Scientists have conducted new research that found COVID-19 variants are evolving to have higher infectivity and antibody escape.

What they found: The study — published in ACS Infectious Diseases — analyzed 1.5 million COVID-19 cases to find there were more than 680 unique mutations to the receptor-binding domain, which is part of the COVID-19 spike protein that attaches to human cells.

  • In all, the researchers “found that mutations to strengthen infectivity are the driving force for viral evolution, whereas in highly vaccinated populations, mutations that allow the virus to escape vaccines become dominant,” according to News Medical and Life Sciences.
4 predictions for what could happen to COVID-19 in the future
When will we see a new COVID-19 variant?

In a separate study, the same researchers looked at the omicron variant’s infectivity and antibody resistance.

  • “Their results indicated that omicron is over 10 times more infectious than the original coronavirus and 2.8 times more infectious than the delta variant,” News Medical and Life Sciences reported.
  • “In addition, omicron is 14 times more likely than delta to escape current vaccines, and it is predicted to compromise the efficacy of several monoclonal antibody therapies,” according to News Medical and Life Sciences.

More research: New lab experiments in Japan found that the BA.2 subvariant of the omicron variant is capable of causing severe COVID-19 symptoms on the same level as previous COVID-19 strains, according to CNN.

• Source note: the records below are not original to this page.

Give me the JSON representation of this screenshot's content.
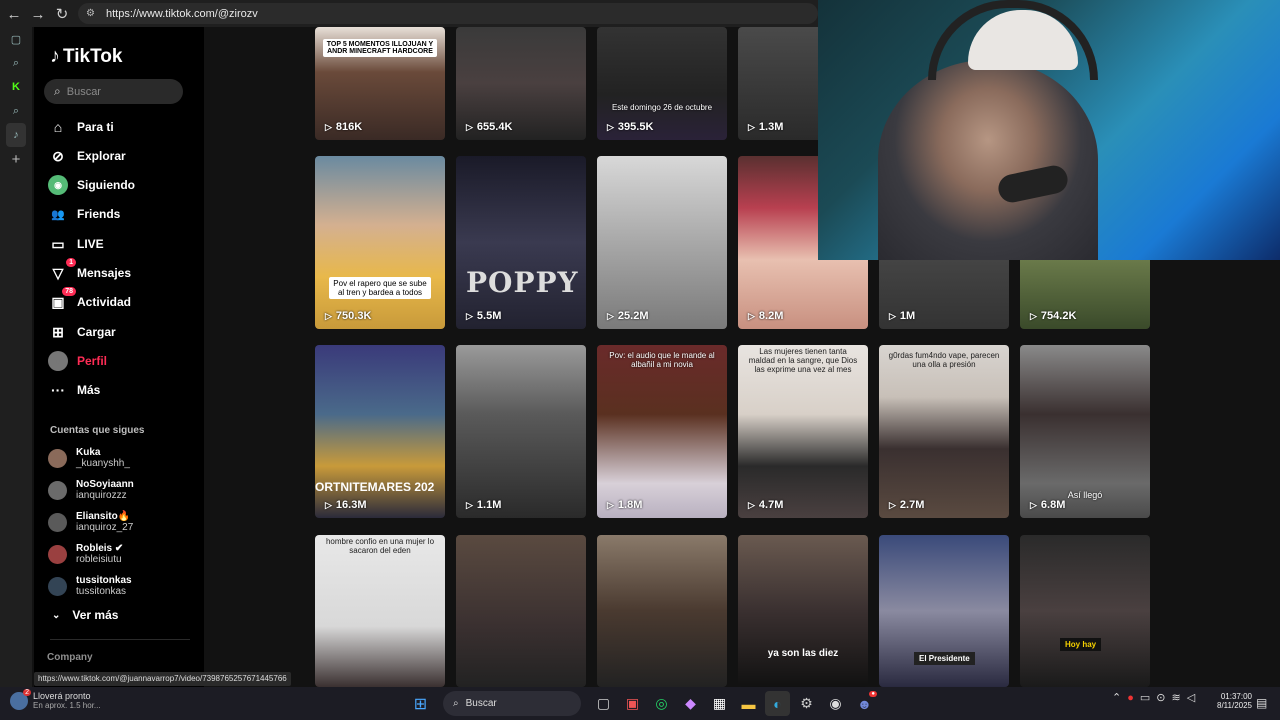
{
  "browser": {
    "url": "https://www.tiktok.com/@zirozv",
    "back_icon": "←",
    "forward_icon": "→",
    "reload_icon": "↻"
  },
  "sidebar": {
    "logo": "TikTok",
    "search_placeholder": "Buscar",
    "menu": [
      {
        "label": "Para ti",
        "icon": "⌂"
      },
      {
        "label": "Explorar",
        "icon": "⊘"
      },
      {
        "label": "Siguiendo",
        "icon": "◉"
      },
      {
        "label": "Friends",
        "icon": "👥"
      },
      {
        "label": "LIVE",
        "icon": "▭"
      },
      {
        "label": "Mensajes",
        "icon": "▽",
        "badge": "1"
      },
      {
        "label": "Actividad",
        "icon": "▣",
        "badge": "78"
      },
      {
        "label": "Cargar",
        "icon": "⊞"
      },
      {
        "label": "Perfil",
        "icon": "●"
      },
      {
        "label": "Más",
        "icon": "···"
      }
    ],
    "following_title": "Cuentas que sigues",
    "accounts": [
      {
        "name": "Kuka",
        "user": "_kuanyshh_"
      },
      {
        "name": "NoSoyiaann",
        "user": "ianquirozzz"
      },
      {
        "name": "Eliansito🔥",
        "user": "ianquiroz_27"
      },
      {
        "name": "Robleis ✔",
        "user": "robleisiutu"
      },
      {
        "name": "tussitonkas",
        "user": "tussitonkas"
      }
    ],
    "ver_mas": "Ver más",
    "company": "Company"
  },
  "videos": {
    "row1": [
      {
        "views": "816K",
        "caption": "TOP 5 MOMENTOS ILLOJUAN Y ANDR MINECRAFT HARDCORE"
      },
      {
        "views": "655.4K",
        "caption": ""
      },
      {
        "views": "395.5K",
        "caption": "Este domingo 26 de octubre"
      },
      {
        "views": "1.3M",
        "caption": ""
      }
    ],
    "row2": [
      {
        "views": "750.3K",
        "caption": "Pov el rapero que se sube al tren y bardea a todos"
      },
      {
        "views": "5.5M",
        "caption": "POPPY"
      },
      {
        "views": "25.2M",
        "caption": ""
      },
      {
        "views": "8.2M",
        "caption": ""
      },
      {
        "views": "1M",
        "caption": ""
      },
      {
        "views": "754.2K",
        "caption": ""
      }
    ],
    "row3": [
      {
        "views": "16.3M",
        "caption": "ORTNITEMARES 202"
      },
      {
        "views": "1.1M",
        "caption": ""
      },
      {
        "views": "1.8M",
        "caption": "Pov: el audio que le mande al albañil a mi novia"
      },
      {
        "views": "4.7M",
        "caption": "Las mujeres tienen tanta maldad en la sangre, que Dios las exprime una vez al mes"
      },
      {
        "views": "2.7M",
        "caption": "g0rdas fum4ndo vape, parecen una olla a presión"
      },
      {
        "views": "6.8M",
        "caption": "Así llegó"
      }
    ],
    "row4": [
      {
        "caption": "hombre confio en una mujer lo sacaron del eden"
      },
      {
        "caption": ""
      },
      {
        "caption": ""
      },
      {
        "caption": "ya son las diez"
      },
      {
        "caption": "El Presidente"
      },
      {
        "caption": "Hoy hay"
      }
    ]
  },
  "status_url": "https://www.tiktok.com/@juannavarrop7/video/7398765257671445766",
  "taskbar": {
    "weather_title": "Lloverá pronto",
    "weather_sub": "En aprox. 1.5 hor...",
    "weather_badge": "2",
    "search": "Buscar",
    "time": "01:37:00",
    "date": "8/11/2025"
  },
  "colors": {
    "accent": "#fe2c55",
    "bg": "#121212"
  }
}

  • The BA.2 omicron variant is the latest version of the novel coronavirus that’s been circulating, a sign that the variants are becoming more likely to evade vaccines.